Pseudomonas aeruginosa is an opportunistic human pathogen that is able to sense and adapt to numerous environmental stimuli by the use of transcriptional regulators, including two-component regulatory systems.
In this study, we demonstrate that the sensor kinase PA4398 is involved in the regulation of swarming motility and biofilm formation in P. aeruginosa PA14. A PA4398- mutant strain was considerably impaired in swarming motility, while biofilm formation was increased by approximately 2-fold. The PA4398- mutant showed no changes in growth rate, rhamnolipid synthesis, or the production of the Pel exopolysaccharide but exhibited levels of the intracellular second messenger cyclic dimeric GMP (c-di-GMP) 50% higher than those in wild-type cells.
The role of PA4398 in gene regulation was investigated by comparing the PA4398- mutant to the wild-type strain by using microarray analysis, which demonstrated that 64 genes were up- or downregulated more than 1.5-fold (P < 0.05) under swarming conditions. In addition, more-sensitive real-time PCR studies were performed on genes known to be involved in c-di-GMP metabolism. Among the dysregulated genes were several involved in the synthesis and degradation of c-di-GMP or in the biosynthesis, transport, or function of the iron-scavenging siderophores pyoverdine and pyochelin, in agreement with the swarming phenotype observed.

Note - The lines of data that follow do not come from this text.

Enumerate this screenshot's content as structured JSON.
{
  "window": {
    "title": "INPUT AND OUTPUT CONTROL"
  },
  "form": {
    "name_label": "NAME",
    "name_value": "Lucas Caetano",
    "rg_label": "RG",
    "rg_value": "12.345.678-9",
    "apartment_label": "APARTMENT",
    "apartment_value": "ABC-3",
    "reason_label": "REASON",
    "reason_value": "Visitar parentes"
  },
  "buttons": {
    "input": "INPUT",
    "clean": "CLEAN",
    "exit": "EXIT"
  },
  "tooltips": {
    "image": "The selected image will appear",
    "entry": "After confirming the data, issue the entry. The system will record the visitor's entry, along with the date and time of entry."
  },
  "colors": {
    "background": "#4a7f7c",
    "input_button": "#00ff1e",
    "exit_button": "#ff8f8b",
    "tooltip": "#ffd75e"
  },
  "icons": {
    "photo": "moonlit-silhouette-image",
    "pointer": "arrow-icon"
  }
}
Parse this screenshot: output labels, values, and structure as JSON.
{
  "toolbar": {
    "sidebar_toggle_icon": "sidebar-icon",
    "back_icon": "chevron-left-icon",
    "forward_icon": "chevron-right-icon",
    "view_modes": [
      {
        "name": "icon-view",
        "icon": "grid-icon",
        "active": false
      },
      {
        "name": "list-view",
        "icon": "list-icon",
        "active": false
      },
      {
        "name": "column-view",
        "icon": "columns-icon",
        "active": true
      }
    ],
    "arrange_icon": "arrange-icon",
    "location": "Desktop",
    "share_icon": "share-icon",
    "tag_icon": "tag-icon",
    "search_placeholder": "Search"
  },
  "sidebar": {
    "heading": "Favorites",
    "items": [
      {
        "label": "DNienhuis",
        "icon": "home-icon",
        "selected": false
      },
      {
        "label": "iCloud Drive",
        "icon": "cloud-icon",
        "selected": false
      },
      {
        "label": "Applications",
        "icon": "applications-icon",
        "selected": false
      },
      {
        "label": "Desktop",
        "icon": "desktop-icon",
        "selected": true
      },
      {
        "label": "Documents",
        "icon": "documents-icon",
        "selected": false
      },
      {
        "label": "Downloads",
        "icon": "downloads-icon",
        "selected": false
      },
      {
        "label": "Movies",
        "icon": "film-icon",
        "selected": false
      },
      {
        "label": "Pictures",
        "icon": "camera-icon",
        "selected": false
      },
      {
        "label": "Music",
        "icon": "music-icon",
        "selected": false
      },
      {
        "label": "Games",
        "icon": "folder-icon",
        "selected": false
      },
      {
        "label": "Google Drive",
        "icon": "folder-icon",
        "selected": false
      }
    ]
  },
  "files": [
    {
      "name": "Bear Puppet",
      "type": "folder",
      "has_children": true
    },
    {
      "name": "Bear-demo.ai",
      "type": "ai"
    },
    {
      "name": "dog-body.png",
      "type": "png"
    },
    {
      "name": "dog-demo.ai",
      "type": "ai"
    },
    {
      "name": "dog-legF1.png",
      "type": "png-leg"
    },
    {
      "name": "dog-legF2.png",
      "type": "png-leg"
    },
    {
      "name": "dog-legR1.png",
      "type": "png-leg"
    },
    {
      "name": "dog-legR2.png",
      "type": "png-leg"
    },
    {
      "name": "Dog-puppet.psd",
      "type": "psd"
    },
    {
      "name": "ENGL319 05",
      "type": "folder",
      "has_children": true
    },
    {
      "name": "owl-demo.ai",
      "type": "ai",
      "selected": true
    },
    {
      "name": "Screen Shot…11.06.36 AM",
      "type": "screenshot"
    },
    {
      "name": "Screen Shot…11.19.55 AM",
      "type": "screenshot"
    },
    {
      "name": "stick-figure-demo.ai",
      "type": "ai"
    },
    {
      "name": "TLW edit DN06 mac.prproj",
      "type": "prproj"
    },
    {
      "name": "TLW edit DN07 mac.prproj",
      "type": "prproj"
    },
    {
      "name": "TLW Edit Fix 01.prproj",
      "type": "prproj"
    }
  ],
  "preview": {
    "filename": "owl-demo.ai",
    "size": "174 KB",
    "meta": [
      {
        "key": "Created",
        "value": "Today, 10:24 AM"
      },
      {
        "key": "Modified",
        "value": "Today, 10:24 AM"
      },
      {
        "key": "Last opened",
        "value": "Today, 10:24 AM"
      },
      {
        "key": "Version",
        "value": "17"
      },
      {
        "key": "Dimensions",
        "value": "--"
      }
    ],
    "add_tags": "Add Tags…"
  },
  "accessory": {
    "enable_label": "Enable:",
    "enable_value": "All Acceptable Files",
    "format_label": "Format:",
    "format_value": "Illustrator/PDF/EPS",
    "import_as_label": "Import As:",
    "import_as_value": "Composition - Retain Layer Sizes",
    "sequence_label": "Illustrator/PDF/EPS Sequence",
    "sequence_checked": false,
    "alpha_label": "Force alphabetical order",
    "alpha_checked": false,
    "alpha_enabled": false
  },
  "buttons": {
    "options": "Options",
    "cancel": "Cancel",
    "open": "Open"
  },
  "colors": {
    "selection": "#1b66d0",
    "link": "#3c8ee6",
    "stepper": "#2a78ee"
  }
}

By analyzing additional mutants of selected pyoverdine- and pyochelin-related genes, we were able to show that not only pvdQ but also pvdR, fptA, pchA, pchD, and pchH are essential for the normal swarming behavior of P. aeruginosa PA14 and may also contribute to the swarming-deficient phenotype of the PA4398- mutant in addition to elevated c-di-GMP levels.